## Work item
From the first line to the last, repeat the records exactly and skip the pictures.

Collection entries
■ ■ ■ ■ ■ ■ ■

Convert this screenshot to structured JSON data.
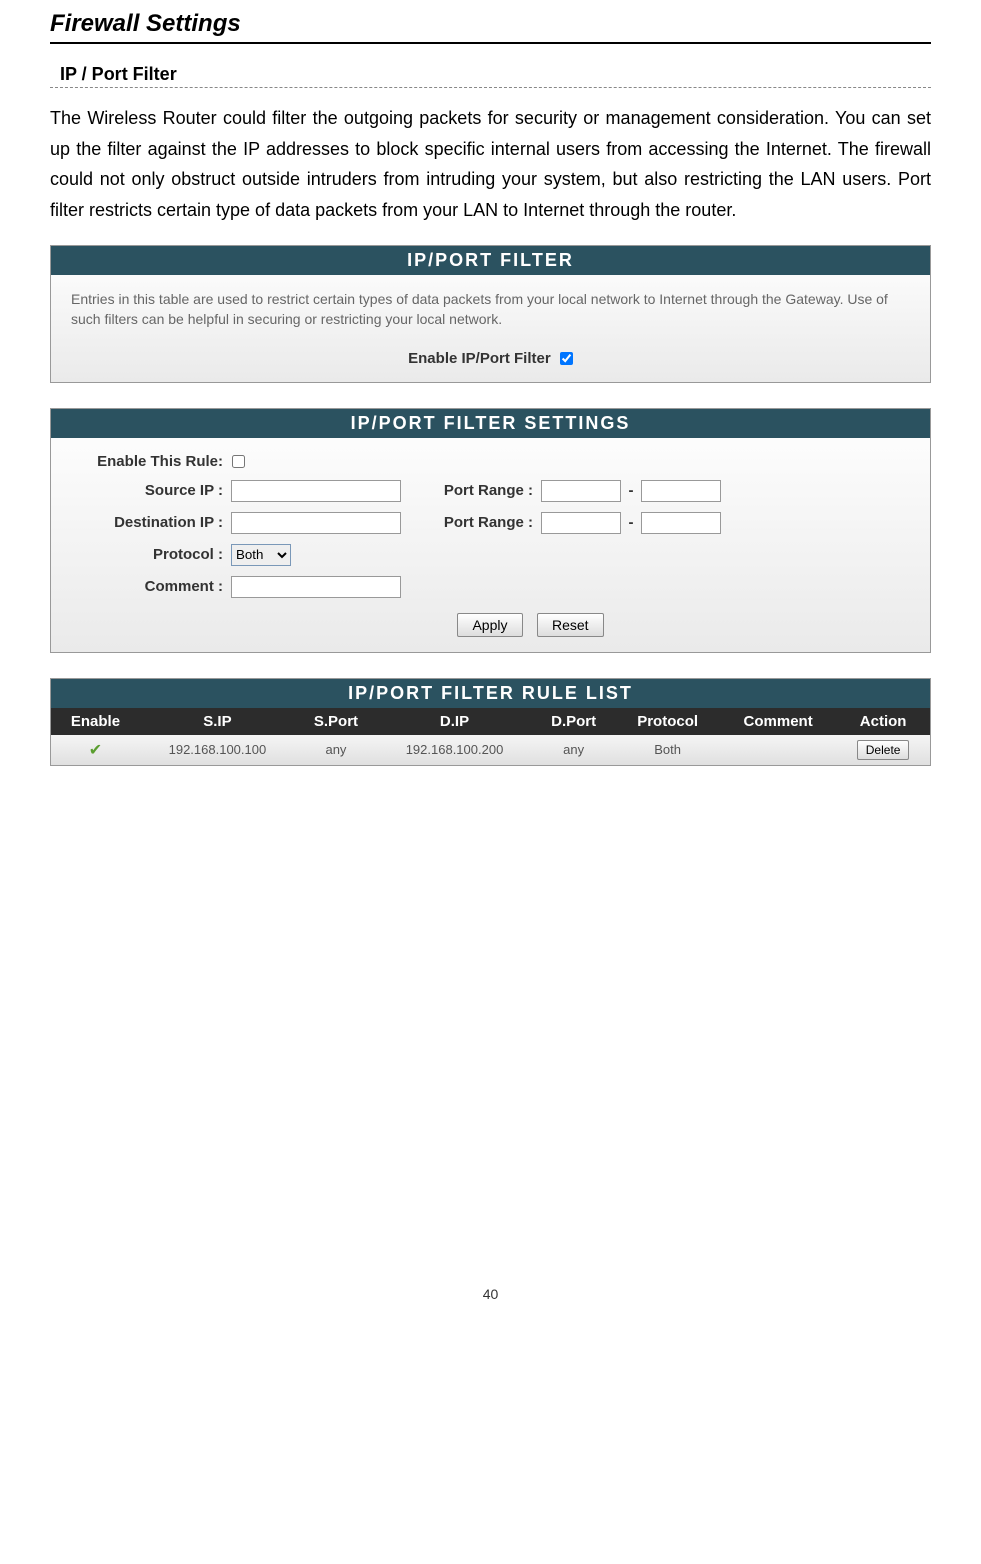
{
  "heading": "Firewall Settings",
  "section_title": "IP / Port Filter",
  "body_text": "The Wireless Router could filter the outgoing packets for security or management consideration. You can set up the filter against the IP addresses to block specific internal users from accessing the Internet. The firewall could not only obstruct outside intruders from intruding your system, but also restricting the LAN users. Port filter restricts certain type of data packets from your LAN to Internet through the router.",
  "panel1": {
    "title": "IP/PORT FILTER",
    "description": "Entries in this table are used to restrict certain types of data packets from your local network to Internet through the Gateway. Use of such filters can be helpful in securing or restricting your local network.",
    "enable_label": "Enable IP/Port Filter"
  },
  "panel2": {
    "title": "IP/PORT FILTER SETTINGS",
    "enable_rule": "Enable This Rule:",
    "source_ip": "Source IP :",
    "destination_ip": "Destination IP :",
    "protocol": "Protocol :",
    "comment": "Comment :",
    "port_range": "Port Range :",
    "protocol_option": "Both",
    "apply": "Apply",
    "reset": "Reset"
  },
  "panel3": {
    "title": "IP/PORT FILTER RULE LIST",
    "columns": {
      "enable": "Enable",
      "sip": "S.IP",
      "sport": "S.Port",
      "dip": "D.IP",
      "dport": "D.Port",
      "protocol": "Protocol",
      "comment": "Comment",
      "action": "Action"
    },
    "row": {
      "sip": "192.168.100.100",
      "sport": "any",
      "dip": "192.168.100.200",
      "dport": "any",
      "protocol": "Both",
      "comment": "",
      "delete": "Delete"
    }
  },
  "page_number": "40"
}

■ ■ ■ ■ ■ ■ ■

## Answer space
Convert this screenshot to structured JSON data.
{
  "heading": "Firewall Settings",
  "section_title": "IP / Port Filter",
  "body_text": "The Wireless Router could filter the outgoing packets for security or management consideration. You can set up the filter against the IP addresses to block specific internal users from accessing the Internet. The firewall could not only obstruct outside intruders from intruding your system, but also restricting the LAN users. Port filter restricts certain type of data packets from your LAN to Internet through the router.",
  "panel1": {
    "title": "IP/PORT FILTER",
    "description": "Entries in this table are used to restrict certain types of data packets from your local network to Internet through the Gateway. Use of such filters can be helpful in securing or restricting your local network.",
    "enable_label": "Enable IP/Port Filter"
  },
  "panel2": {
    "title": "IP/PORT FILTER SETTINGS",
    "enable_rule": "Enable This Rule:",
    "source_ip": "Source IP :",
    "destination_ip": "Destination IP :",
    "protocol": "Protocol :",
    "comment": "Comment :",
    "port_range": "Port Range :",
    "protocol_option": "Both",
    "apply": "Apply",
    "reset": "Reset"
  },
  "panel3": {
    "title": "IP/PORT FILTER RULE LIST",
    "columns": {
      "enable": "Enable",
      "sip": "S.IP",
      "sport": "S.Port",
      "dip": "D.IP",
      "dport": "D.Port",
      "protocol": "Protocol",
      "comment": "Comment",
      "action": "Action"
    },
    "row": {
      "sip": "192.168.100.100",
      "sport": "any",
      "dip": "192.168.100.200",
      "dport": "any",
      "protocol": "Both",
      "comment": "",
      "delete": "Delete"
    }
  },
  "page_number": "40"
}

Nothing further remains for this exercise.